*What to do*:
Look through the lines below and extract any with the word "initial".
**********
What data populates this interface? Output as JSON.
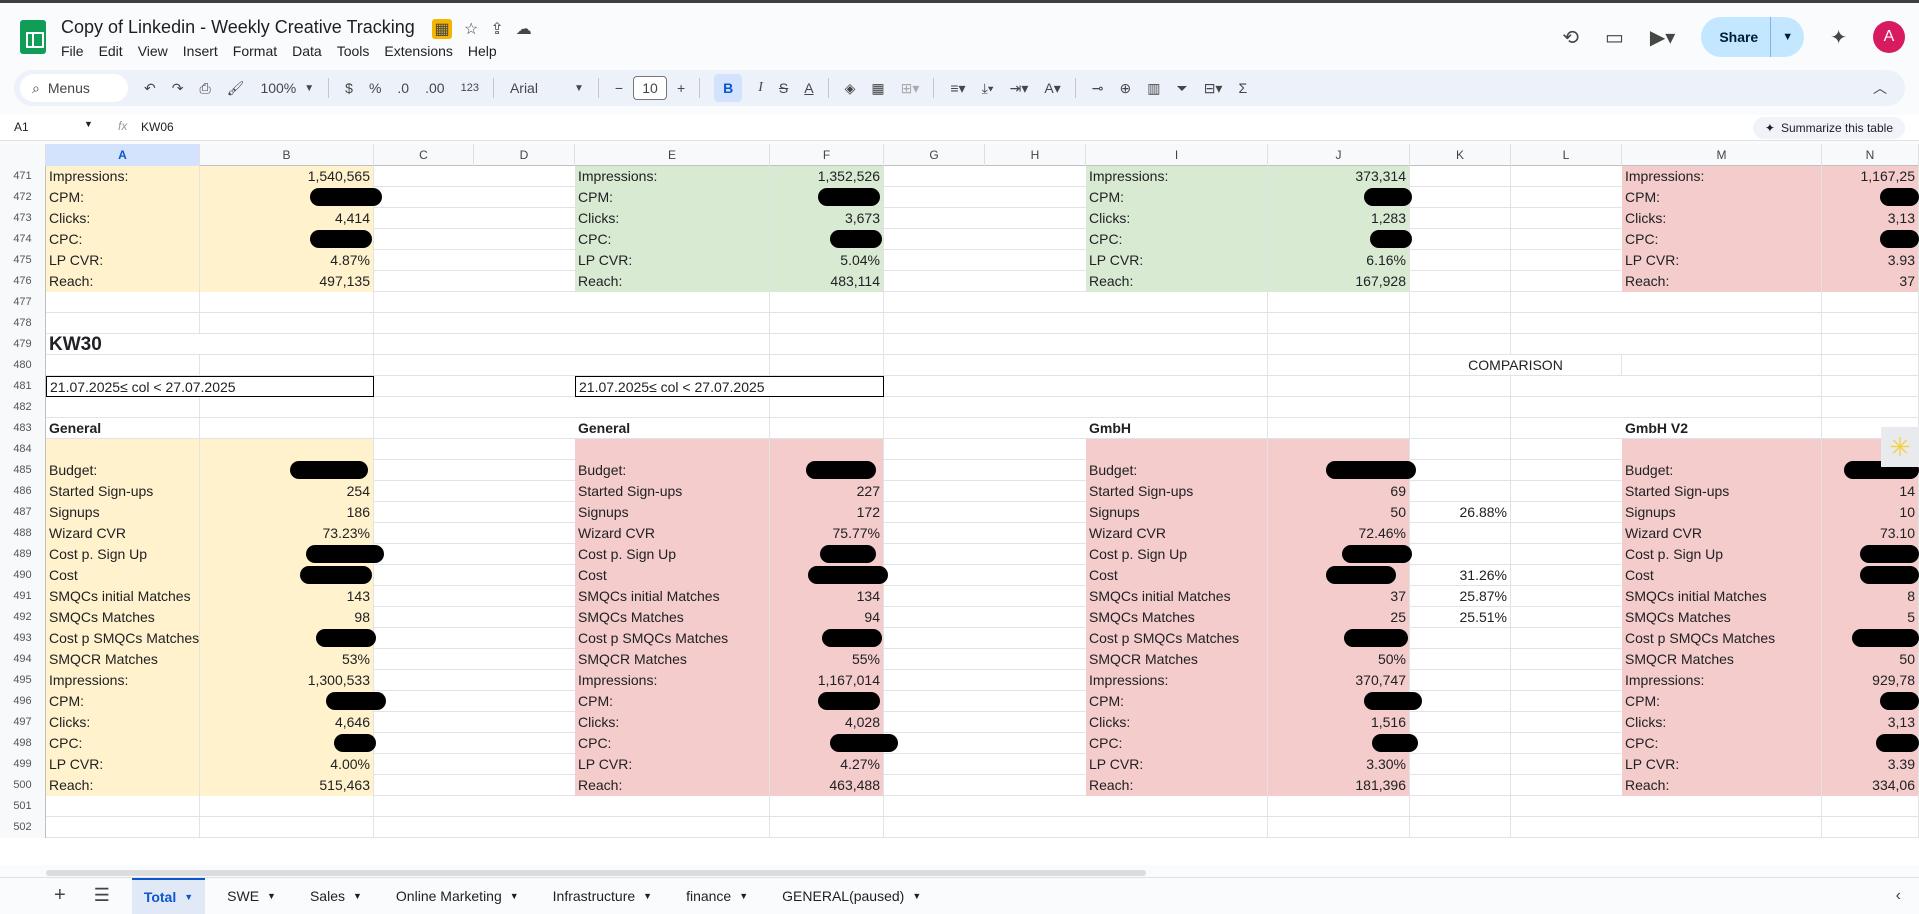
{
  "header": {
    "title": "Copy of Linkedin - Weekly Creative Tracking",
    "menus": [
      "File",
      "Edit",
      "View",
      "Insert",
      "Format",
      "Data",
      "Tools",
      "Extensions",
      "Help"
    ],
    "share_label": "Share",
    "avatar_letter": "A"
  },
  "toolbar": {
    "search_label": "Menus",
    "zoom": "100%",
    "currency": "$",
    "percent": "%",
    "dec_less": ".0",
    "dec_more": ".00",
    "number_format": "123",
    "font": "Arial",
    "font_size": "10",
    "bold": "B",
    "italic": "I"
  },
  "formula": {
    "cell_ref": "A1",
    "fx": "fx",
    "value": "KW06",
    "summarize": "Summarize this table"
  },
  "columns": [
    "A",
    "B",
    "C",
    "D",
    "E",
    "F",
    "G",
    "H",
    "I",
    "J",
    "K",
    "L",
    "M",
    "N"
  ],
  "rows": {
    "r471": {
      "n": "471",
      "a": "Impressions:",
      "b": "1,540,565",
      "e": "Impressions:",
      "f": "1,352,526",
      "i": "Impressions:",
      "j": "373,314",
      "m": "Impressions:",
      "nn": "1,167,25"
    },
    "r472": {
      "n": "472",
      "a": "CPM:",
      "e": "CPM:",
      "i": "CPM:",
      "m": "CPM:"
    },
    "r473": {
      "n": "473",
      "a": "Clicks:",
      "b": "4,414",
      "e": "Clicks:",
      "f": "3,673",
      "i": "Clicks:",
      "j": "1,283",
      "m": "Clicks:",
      "nn": "3,13"
    },
    "r474": {
      "n": "474",
      "a": "CPC:",
      "e": "CPC:",
      "i": "CPC:",
      "m": "CPC:"
    },
    "r475": {
      "n": "475",
      "a": "LP CVR:",
      "b": "4.87%",
      "e": "LP CVR:",
      "f": "5.04%",
      "i": "LP CVR:",
      "j": "6.16%",
      "m": "LP CVR:",
      "nn": "3.93"
    },
    "r476": {
      "n": "476",
      "a": "Reach:",
      "b": "497,135",
      "e": "Reach:",
      "f": "483,114",
      "i": "Reach:",
      "j": "167,928",
      "m": "Reach:",
      "nn": "37"
    },
    "r477": {
      "n": "477"
    },
    "r478": {
      "n": "478"
    },
    "r479": {
      "n": "479",
      "a": "KW30"
    },
    "r480": {
      "n": "480",
      "k": "COMPARISON"
    },
    "r481": {
      "n": "481",
      "a": "21.07.2025≤ col < 27.07.2025",
      "e": "21.07.2025≤ col < 27.07.2025"
    },
    "r482": {
      "n": "482"
    },
    "r483": {
      "n": "483",
      "a": "General",
      "e": "General",
      "i": "GmbH",
      "m": "GmbH V2"
    },
    "r484": {
      "n": "484"
    },
    "r485": {
      "n": "485",
      "a": "Budget:",
      "e": "Budget:",
      "i": "Budget:",
      "m": "Budget:"
    },
    "r486": {
      "n": "486",
      "a": "Started Sign-ups",
      "b": "254",
      "e": "Started Sign-ups",
      "f": "227",
      "i": "Started Sign-ups",
      "j": "69",
      "m": "Started Sign-ups",
      "nn": "14"
    },
    "r487": {
      "n": "487",
      "a": "Signups",
      "b": "186",
      "e": "Signups",
      "f": "172",
      "i": "Signups",
      "j": "50",
      "k": "26.88%",
      "m": "Signups",
      "nn": "10"
    },
    "r488": {
      "n": "488",
      "a": "Wizard CVR",
      "b": "73.23%",
      "e": "Wizard CVR",
      "f": "75.77%",
      "i": "Wizard CVR",
      "j": "72.46%",
      "m": "Wizard CVR",
      "nn": "73.10"
    },
    "r489": {
      "n": "489",
      "a": "Cost p. Sign Up",
      "e": "Cost p. Sign Up",
      "i": "Cost p. Sign Up",
      "m": "Cost p. Sign Up"
    },
    "r490": {
      "n": "490",
      "a": "Cost",
      "e": "Cost",
      "i": "Cost",
      "k": "31.26%",
      "m": "Cost"
    },
    "r491": {
      "n": "491",
      "a": "SMQCs initial Matches",
      "b": "143",
      "e": "SMQCs initial Matches",
      "f": "134",
      "i": "SMQCs initial Matches",
      "j": "37",
      "k": "25.87%",
      "m": "SMQCs initial Matches",
      "nn": "8"
    },
    "r492": {
      "n": "492",
      "a": "SMQCs Matches",
      "b": "98",
      "e": "SMQCs Matches",
      "f": "94",
      "i": "SMQCs Matches",
      "j": "25",
      "k": "25.51%",
      "m": "SMQCs Matches",
      "nn": "5"
    },
    "r493": {
      "n": "493",
      "a": "Cost p SMQCs Matches",
      "e": "Cost p SMQCs Matches",
      "i": "Cost p SMQCs Matches",
      "m": "Cost p SMQCs Matches"
    },
    "r494": {
      "n": "494",
      "a": "SMQCR Matches",
      "b": "53%",
      "e": "SMQCR Matches",
      "f": "55%",
      "i": "SMQCR Matches",
      "j": "50%",
      "m": "SMQCR Matches",
      "nn": "50"
    },
    "r495": {
      "n": "495",
      "a": "Impressions:",
      "b": "1,300,533",
      "e": "Impressions:",
      "f": "1,167,014",
      "i": "Impressions:",
      "j": "370,747",
      "m": "Impressions:",
      "nn": "929,78"
    },
    "r496": {
      "n": "496",
      "a": "CPM:",
      "e": "CPM:",
      "i": "CPM:",
      "m": "CPM:"
    },
    "r497": {
      "n": "497",
      "a": "Clicks:",
      "b": "4,646",
      "e": "Clicks:",
      "f": "4,028",
      "i": "Clicks:",
      "j": "1,516",
      "m": "Clicks:",
      "nn": "3,13"
    },
    "r498": {
      "n": "498",
      "a": "CPC:",
      "e": "CPC:",
      "i": "CPC:",
      "m": "CPC:"
    },
    "r499": {
      "n": "499",
      "a": "LP CVR:",
      "b": "4.00%",
      "e": "LP CVR:",
      "f": "4.27%",
      "i": "LP CVR:",
      "j": "3.30%",
      "m": "LP CVR:",
      "nn": "3.39"
    },
    "r500": {
      "n": "500",
      "a": "Reach:",
      "b": "515,463",
      "e": "Reach:",
      "f": "463,488",
      "i": "Reach:",
      "j": "181,396",
      "m": "Reach:",
      "nn": "334,06"
    },
    "r501": {
      "n": "501"
    },
    "r502": {
      "n": "502"
    }
  },
  "sheets": [
    "Total",
    "SWE",
    "Sales",
    "Online Marketing",
    "Infrastructure",
    "finance",
    "GENERAL(paused)"
  ],
  "colors": {
    "yellow": "#fff2cc",
    "green": "#d9ead3",
    "pink": "#f4cccc",
    "accent": "#0b57d0"
  }
}
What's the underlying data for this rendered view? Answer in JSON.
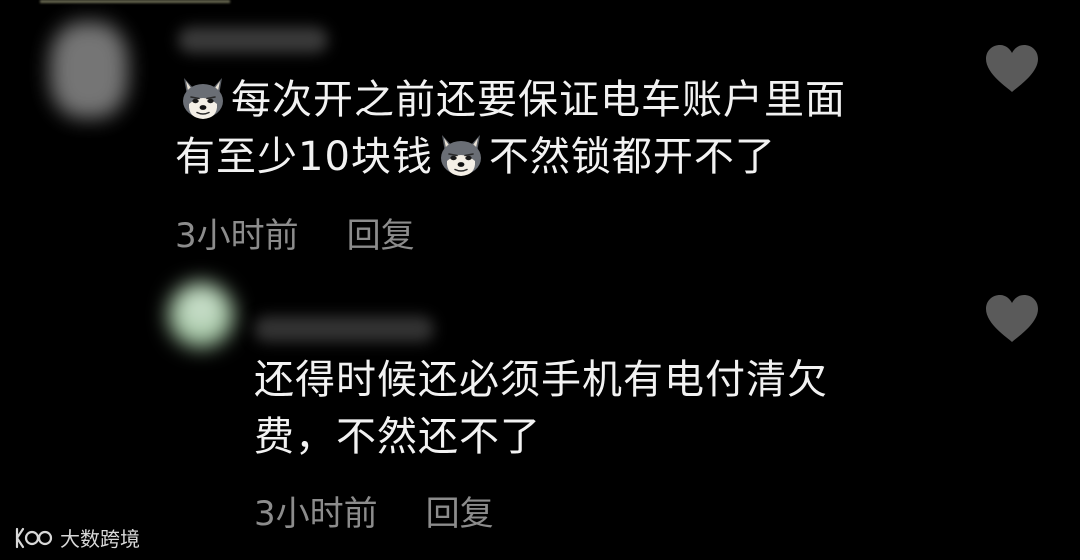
{
  "comments": [
    {
      "line1": "每次开之前还要保证电车账户里面",
      "line2_before": "有至少10块钱",
      "line2_after": "不然锁都开不了",
      "emoji_icon": "husky-dog-emoji-icon",
      "time": "3小时前",
      "reply": "回复",
      "like_icon": "heart-icon"
    },
    {
      "line1": "还得时候还必须手机有电付清欠",
      "line2": "费，不然还不了",
      "time": "3小时前",
      "reply": "回复",
      "like_icon": "heart-icon"
    }
  ],
  "watermark": {
    "logo_icon": "dashu-kuajing-logo-icon",
    "text": "大数跨境"
  },
  "colors": {
    "background": "#000000",
    "text": "#f2f2f2",
    "meta": "#8c8c8c",
    "heart": "#5a5a5a"
  }
}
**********
*Exercise result*:
      "a": "SMQCs initial Matches",
      "e": "SMQCs initial Matches",
      "i": "SMQCs initial Matches",
      "m": "SMQCs initial Matches",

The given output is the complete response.